[Data extracted from a collection]
------------------------------------------------------------------------

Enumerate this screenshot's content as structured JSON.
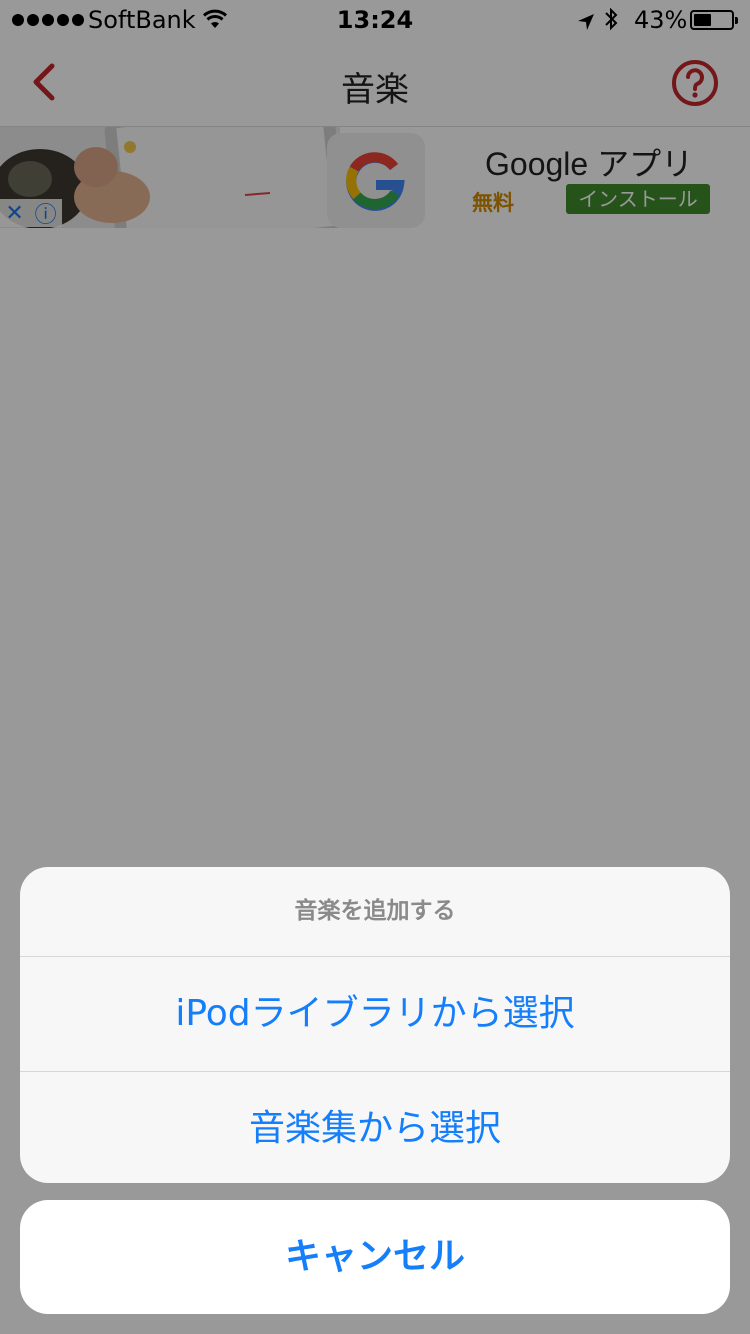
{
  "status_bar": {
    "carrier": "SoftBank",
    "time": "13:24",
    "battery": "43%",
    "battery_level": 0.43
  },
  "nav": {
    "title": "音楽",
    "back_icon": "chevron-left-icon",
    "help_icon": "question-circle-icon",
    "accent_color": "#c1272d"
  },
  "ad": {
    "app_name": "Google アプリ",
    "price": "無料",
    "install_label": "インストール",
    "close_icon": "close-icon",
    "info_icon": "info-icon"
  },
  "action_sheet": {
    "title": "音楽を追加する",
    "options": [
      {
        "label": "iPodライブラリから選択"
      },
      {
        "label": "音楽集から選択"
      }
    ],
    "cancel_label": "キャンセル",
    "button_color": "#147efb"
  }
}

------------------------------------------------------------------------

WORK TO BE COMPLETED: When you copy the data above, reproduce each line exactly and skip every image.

ANSWER TO THIS TASK:
Enumerate this screenshot's content as structured JSON.
{
  "status_bar": {
    "carrier": "SoftBank",
    "time": "13:24",
    "battery": "43%",
    "battery_level": 0.43
  },
  "nav": {
    "title": "音楽",
    "back_icon": "chevron-left-icon",
    "help_icon": "question-circle-icon",
    "accent_color": "#c1272d"
  },
  "ad": {
    "app_name": "Google アプリ",
    "price": "無料",
    "install_label": "インストール",
    "close_icon": "close-icon",
    "info_icon": "info-icon"
  },
  "action_sheet": {
    "title": "音楽を追加する",
    "options": [
      {
        "label": "iPodライブラリから選択"
      },
      {
        "label": "音楽集から選択"
      }
    ],
    "cancel_label": "キャンセル",
    "button_color": "#147efb"
  }
}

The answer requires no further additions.